First, a curve is applied (specified in the Curve field). Curves may be between 2 and 17 points, and provide fine grained control over the channel response. The curve is optional.

Next, the command is scaled according to MIN, MAX and SUBTRIM. Think of these as a three point curve defining the end points and centre.


Where to adjust weights

The three processing layers (Inputs, Mixers, and Outputs) apply a weight to their inputs. As a source value propagates through these layers, each rate is applied to the result of the previous layer. The the final servo command will be the product of at least three rates:

OutputValue = SourceValue x Rateinput x Ratemix x Rateoutput

Clearly there is an infinite combination of rates which will produce the same movement at the servo. So where should you set them? This is the procedure I recommend:

  1. Initialise all weights in MIXERS and INPUTS to 100%.
  2. Calibrate the servo centres and end points. To do this, go to the OUTPUTS menu. Move each control to one or other end stop and adjust MIN/MAX to achieve maximum possible control surface travel. Then adjust SUBTRIM for correct centres.
  3. The control surface movements after step (2) will be excessive. To achieve the movements required for flight, adjust the weights in the INPUTS menu.
  4. Any remaining mixer interactions can be adjusted via weights in the MIXERS menu.

More advanced stuff

Mixer operators

So far, we've assumed that mixer outputs are always added together in order to calculate the channel output. In fact OpenTx is a good deal more flexible - it also permits multiplication and replace operations on mixer outputs. These can be extremely useful. For example, multiplication is key to implementing in-flight adjusters, and 'replace' can be used to implement throttle safety switches.

The mixer operation is specified in the mixer's MULTIPLEX parameter. The options are 'ADD' (the default), 'REPL' and 'MULT'. When calculating a channel value, OpenTx steps through the active mixers, starting with the first mix in the channel:


Example: The following mixer lines illustrate the effect of the various MULTIPLEX parameters and the importance of mixer order.

Src = I1, op=ADD

Src = I2, op=ADD

output = I1 + I2

Src = I1, op=ADD

Src = I2, op=ADD

Src = I3, op=MULT

output = (I1 + I2) * I3

Src = I1, op=ADD

Src = I2, op=MULT

Src = I3, op=ADD

output = (I1 * I2) + I3

Src = I1, op=ADD

Src = I2, op=MULT (disabled)

Src = I3, op=ADD

output = I1 + I3

Src = I1, op=ADD

Src = I2, op=REPL

Src = I3, op=ADD

output = I2 + I3

Src = I1, op=ADD

Src = I2, op=REPL

Src = I3, op=MULT

output = I2 * I3

Src = I1, op=ADD (disabled)

output = 0

The 'MAX' source

MAX is a special source which doesn't correspond to a physical control.
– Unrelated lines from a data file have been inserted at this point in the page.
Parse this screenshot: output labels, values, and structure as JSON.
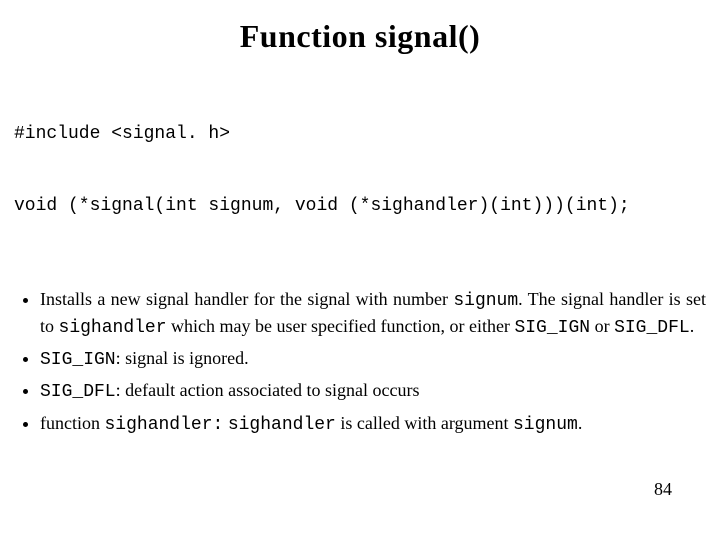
{
  "title": "Function signal()",
  "code": {
    "line1": "#include <signal. h>",
    "line2": "void (*signal(int signum, void (*sighandler)(int)))(int);"
  },
  "bullet1": {
    "pre": "Installs a new signal handler for the signal with number ",
    "c1": "signum",
    "mid1": ".  The signal handler is set to ",
    "c2": "sighandler",
    "mid2": "  which  may  be  user specified function, or either ",
    "c3": "SIG_IGN",
    "mid3": "  or ",
    "c4": "SIG_DFL",
    "tail": "."
  },
  "bullet2": {
    "c1": "SIG_IGN",
    "text": ": signal is  ignored."
  },
  "bullet3": {
    "c1": "SIG_DFL",
    "text": ": default action associated to signal occurs"
  },
  "bullet4": {
    "pre": "function ",
    "c1": "sighandler:",
    "mid1": "  ",
    "c2": "sighandler",
    "mid2": " is called with argument ",
    "c3": "signum",
    "tail": "."
  },
  "page_number": "84"
}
Instead, MAX supplies a fixed value of +100. In conjunction with weight, it can be used to simulate the effect of a fixed stick position.

Src = MAX, wt =100 -- output = 100%

Src = MAX, wt=50 -- output = 50%

Src = MAX, wt=-100 -- output = -100%

Here's a simple example, showing a crude motor arming system. The motor is armed when SA is down.


CH7 (motor)

Src = Thr, wt=100%,

Src = MAX, wt=-100%, switch=!SA_down, multiplex = REPL

F3X sailplane mixer scheme

If you're familiar with F3X sailplanes, you may wish to look at interactions and mixes for F3X sailplanes. Such a scheme will normally be optimised by means of Inputs (described later in this article), GVARs and cascading mixers.


LapinFou has produced some useful data flow diagrams which describe the internal workings of OpenTx (Note: at the time of writing, there are one or two errors in the order of processing of curves).